Insurance Company Removes Barrier to Buprenorphine

buprenorphine-medicationA major health insurer, Cigna Corp., has agreed to discontinue the practice of requiring physicians to obtain preauthorization in the prescribing of buprenorphine products. This is a superior decision that will enable physicians to more quickly help patients suffering with opioid addiction.

The Wall Street Journal published this information in their recent business segment and highlighted that the preauthorization process typically introduced a wait time of several days as well as an extensive list of questions that patients must answer in order to be eligible for buprenorphine treatment.

This groundbreaking achievement of removing barriers was accomplished by Eric Schneiderman, the New York State Attorney General. He pressed for answers as to why the insurer’s policy introduced potential barriers to treatment when buprenorphine has been proven to be highly effective and in demand.

Attorney General Schneiderman’s advocacy for opioid addicted patients has opened the door to saving lives while publicizing a need to enable physicians to utilize medication-assisted treatment that is irrefutably beneficial in managing opioid withdrawal, reducing opioid overdose risks, and reducing relapse potential with illicit opiates.

Comparing Buprenorphine and Methadone

Buprenorphine and methadone are the two leading medications available for the treatment of opioid addiction. Their primary medical benefit is their ability to eliminate opioid withdrawal symptoms like nausea, vomiting, diarrhea, runny nose, chills, sweating, muscle ache, cramps, anxiety, agitation, and sleeplessness.

Buprenorphine and methadone are FDA-approved and have been in use for a combined 50+ years.

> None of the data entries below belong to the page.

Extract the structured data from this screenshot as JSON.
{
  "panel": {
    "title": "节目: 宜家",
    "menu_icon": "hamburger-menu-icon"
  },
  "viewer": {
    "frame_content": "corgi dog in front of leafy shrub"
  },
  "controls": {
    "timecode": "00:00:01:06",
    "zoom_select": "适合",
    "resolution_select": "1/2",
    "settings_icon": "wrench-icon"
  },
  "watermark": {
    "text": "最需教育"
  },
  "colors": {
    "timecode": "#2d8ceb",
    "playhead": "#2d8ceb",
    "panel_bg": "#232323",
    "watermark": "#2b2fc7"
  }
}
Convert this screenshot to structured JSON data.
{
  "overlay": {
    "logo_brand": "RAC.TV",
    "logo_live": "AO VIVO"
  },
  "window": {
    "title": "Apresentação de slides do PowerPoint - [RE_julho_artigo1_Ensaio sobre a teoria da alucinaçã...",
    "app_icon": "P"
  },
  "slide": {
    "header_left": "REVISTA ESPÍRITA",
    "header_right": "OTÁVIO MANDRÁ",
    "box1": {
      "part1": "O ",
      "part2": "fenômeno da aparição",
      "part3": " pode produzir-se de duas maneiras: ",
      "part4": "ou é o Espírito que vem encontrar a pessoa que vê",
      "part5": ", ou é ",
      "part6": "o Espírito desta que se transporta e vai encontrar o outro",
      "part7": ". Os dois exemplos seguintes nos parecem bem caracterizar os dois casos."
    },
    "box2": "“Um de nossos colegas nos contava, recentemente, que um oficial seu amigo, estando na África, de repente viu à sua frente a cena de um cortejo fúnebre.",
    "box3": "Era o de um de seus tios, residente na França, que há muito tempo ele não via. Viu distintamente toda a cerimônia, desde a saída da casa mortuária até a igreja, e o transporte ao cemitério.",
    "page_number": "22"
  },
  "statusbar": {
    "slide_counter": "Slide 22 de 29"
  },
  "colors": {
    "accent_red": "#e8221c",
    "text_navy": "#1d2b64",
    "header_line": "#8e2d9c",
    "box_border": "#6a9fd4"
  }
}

Scientific research has proven the effectiveness of both medications, and they have been deemed a best practice treatment intervention by the Substance Abuse and Mental Health Services Administration (SAMHSA).

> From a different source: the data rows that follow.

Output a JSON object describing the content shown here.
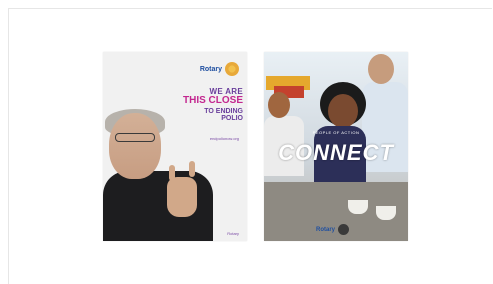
{
  "posters": [
    {
      "logo": "Rotary",
      "headline": [
        "WE ARE",
        "THIS CLOSE",
        "TO ENDING",
        "POLIO"
      ],
      "url": "endpolionow.org",
      "footer": "Rotary"
    },
    {
      "tagline": "PEOPLE OF ACTION",
      "title": "CONNECT",
      "brand": "Rotary"
    }
  ],
  "colors": {
    "rotary_blue": "#1f4fa0",
    "rotary_gold": "#f2c14e",
    "headline_purple": "#6a3f9c",
    "headline_magenta": "#c3278f"
  }
}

Methadone is a full opioid agonist whereas buprenorphine is categorized as a partial opioid agonist. Because of this, buprenorphine has a better safety profile and has less potential for overdose than does methadone. Buprenorphine’s improved safety profile allows it to be offered by prescription from a physician’s office. Methadone is more highly regulated and must be administered every day in a clinic setting.

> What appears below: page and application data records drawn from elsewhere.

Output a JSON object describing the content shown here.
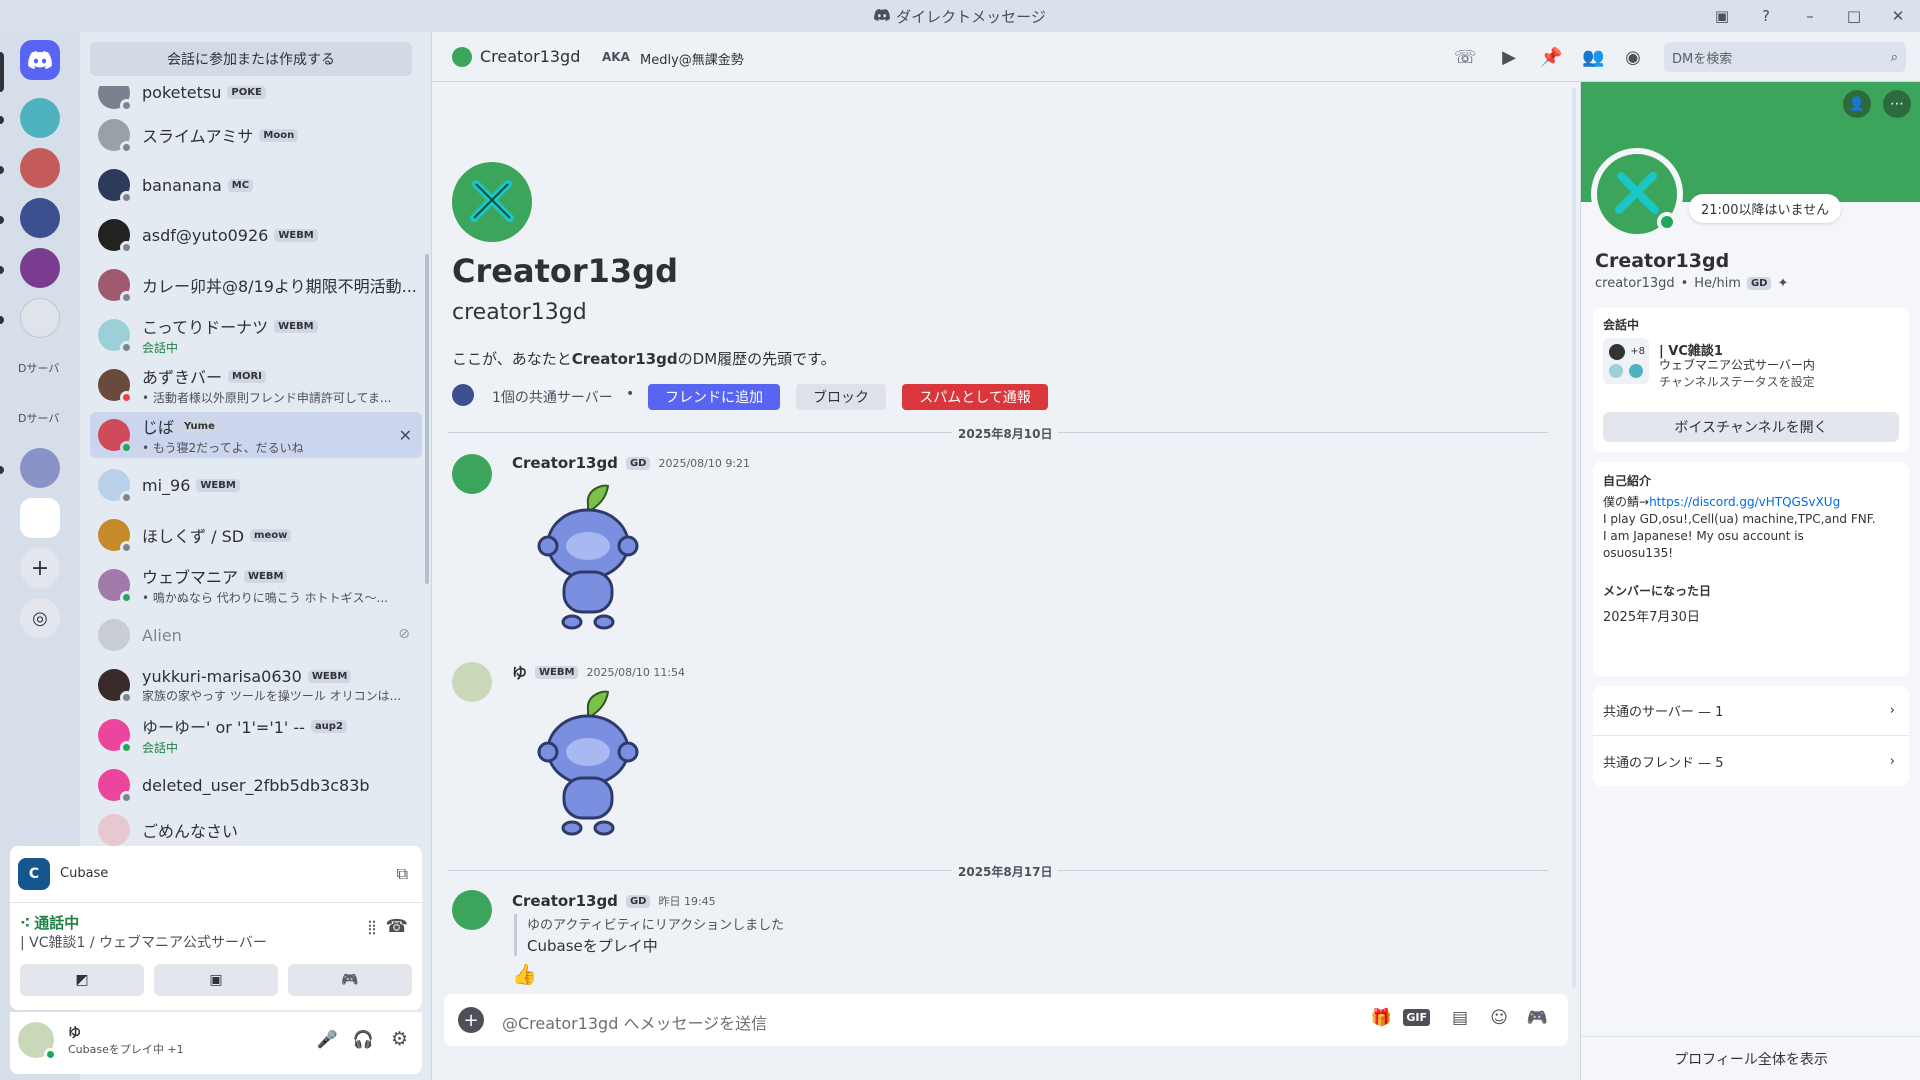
{
  "window": {
    "title": "ダイレクトメッセージ",
    "controls": [
      "inbox-icon",
      "help-icon",
      "minimize",
      "maximize",
      "close"
    ]
  },
  "guilds": {
    "items": [
      "",
      "",
      "",
      "",
      "",
      "",
      "",
      "",
      "",
      ""
    ],
    "labels": [
      "Dサーバ",
      "Dサーバ"
    ]
  },
  "dmlist": {
    "search_label": "会話に参加または作成する",
    "items": [
      {
        "name": "poketetsu",
        "tag": "POKE",
        "sub": "",
        "status": "off"
      },
      {
        "name": "スライムアミサ",
        "tag": "Moon",
        "sub": "",
        "status": "off"
      },
      {
        "name": "bananana",
        "tag": "MC",
        "sub": "",
        "status": "off"
      },
      {
        "name": "asdf@yuto0926",
        "tag": "WEBM",
        "sub": "",
        "status": "off"
      },
      {
        "name": "カレー卯丼@8/19より期限不明活動...",
        "tag": "",
        "sub": "",
        "status": "off"
      },
      {
        "name": "こってりドーナツ",
        "tag": "WEBM",
        "sub": "会話中",
        "status": "off"
      },
      {
        "name": "あずきバー",
        "tag": "MORI",
        "sub": "• 活動者様以外原則フレンド申請許可してま...",
        "status": "dnd"
      },
      {
        "name": "じば",
        "tag": "Yume",
        "sub": "• もう寝2だってよ、だるいね",
        "status": "on"
      },
      {
        "name": "mi_96",
        "tag": "WEBM",
        "sub": "",
        "status": "off"
      },
      {
        "name": "ほしくず / SD",
        "tag": "meow",
        "sub": "",
        "status": "off"
      },
      {
        "name": "ウェブマニア",
        "tag": "WEBM",
        "sub": "• 鳴かぬなら 代わりに鳴こう ホトトギス〜...",
        "status": "on"
      },
      {
        "name": "Alien",
        "tag": "",
        "sub": "",
        "status": "off"
      },
      {
        "name": "yukkuri-marisa0630",
        "tag": "WEBM",
        "sub": "家族の家やっす ツールを操ツール オリコンは...",
        "status": "off"
      },
      {
        "name": "ゆーゆー' or '1'='1' --",
        "tag": "aup2",
        "sub": "会話中",
        "status": "on"
      },
      {
        "name": "deleted_user_2fbb5db3c83b",
        "tag": "",
        "sub": "",
        "status": "off"
      },
      {
        "name": "ごめんなさい",
        "tag": "",
        "sub": "",
        "status": "off"
      }
    ]
  },
  "activity": {
    "app": "Cubase"
  },
  "voice": {
    "status": "通話中",
    "channel": "| VC雑談1 / ウェブマニア公式サーバー"
  },
  "user": {
    "name": "ゆ",
    "activity": "Cubaseをプレイ中 +1"
  },
  "header": {
    "name": "Creator13gd",
    "aka_label": "AKA",
    "aka_name": "Medly@無課金勢",
    "search_placeholder": "DMを検索"
  },
  "intro": {
    "display": "Creator13gd",
    "username": "creator13gd",
    "text_pre": "ここが、あなたと",
    "text_name": "Creator13gd",
    "text_post": "のDM履歴の先頭です。",
    "mutual": "1個の共通サーバー",
    "add_friend": "フレンドに追加",
    "block": "ブロック",
    "report": "スパムとして通報"
  },
  "messages": {
    "date1": "2025年8月10日",
    "m1": {
      "author": "Creator13gd",
      "tag": "GD",
      "time": "2025/08/10 9:21"
    },
    "m2": {
      "author": "ゆ",
      "tag": "WEBM",
      "time": "2025/08/10 11:54"
    },
    "date2": "2025年8月17日",
    "m3": {
      "author": "Creator13gd",
      "tag": "GD",
      "time": "昨日 19:45",
      "reply_line1": "ゆのアクティビティにリアクションしました",
      "reply_line2": "Cubaseをプレイ中",
      "reaction": "👍"
    }
  },
  "composer": {
    "placeholder": "@Creator13gd へメッセージを送信"
  },
  "profile": {
    "status_bubble": "21:00以降はいません",
    "display": "Creator13gd",
    "username": "creator13gd",
    "pronouns": "He/him",
    "tag": "GD",
    "voice_label": "会話中",
    "voice_channel": "| VC雑談1",
    "voice_server": "ウェブマニア公式サーバー内",
    "voice_status": "チャンネルステータスを設定",
    "voice_count": "+8",
    "open_voice": "ボイスチャンネルを開く",
    "about_label": "自己紹介",
    "about_line1_pre": "僕の鯖→",
    "about_link": "https://discord.gg/vHTQGSvXUg",
    "about_line2": "I play GD,osu!,Cell(ua) machine,TPC,and FNF.",
    "about_line3": "I am Japanese! My osu account is",
    "about_line4": "osuosu135!",
    "member_label": "メンバーになった日",
    "member_date": "2025年7月30日",
    "mutual_servers": "共通のサーバー — 1",
    "mutual_friends": "共通のフレンド — 5",
    "view_full": "プロフィール全体を表示"
  },
  "colors": {
    "accent": "#5865f2",
    "green": "#23a55a",
    "red": "#da373c",
    "banner": "#3ba55c"
  }
}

Being able to take buprenorphine products at home (like Suboxone) provides much more convenience for those individuals with daytime jobs and other pressing responsibilities. Patients receiving methadone must report in to a clinic each day and be observed taking their methadone medication. Buprenorphine-based products like Suboxone or Probuphine do not require the patient to report in daily to a clinic.

Buprenorphine is often taken orally as a tablet (Subutex) or thin film (Suboxone) where it is dissolved sublingually (under the tongue). Methadone is typically dispensed as a liquid that is swallowed. Probuphine (which contains buprenorphine) is a relatively new time-released medication that in inserted under the skin.

More information on this topic is available at SAMHSA and Methadone.US.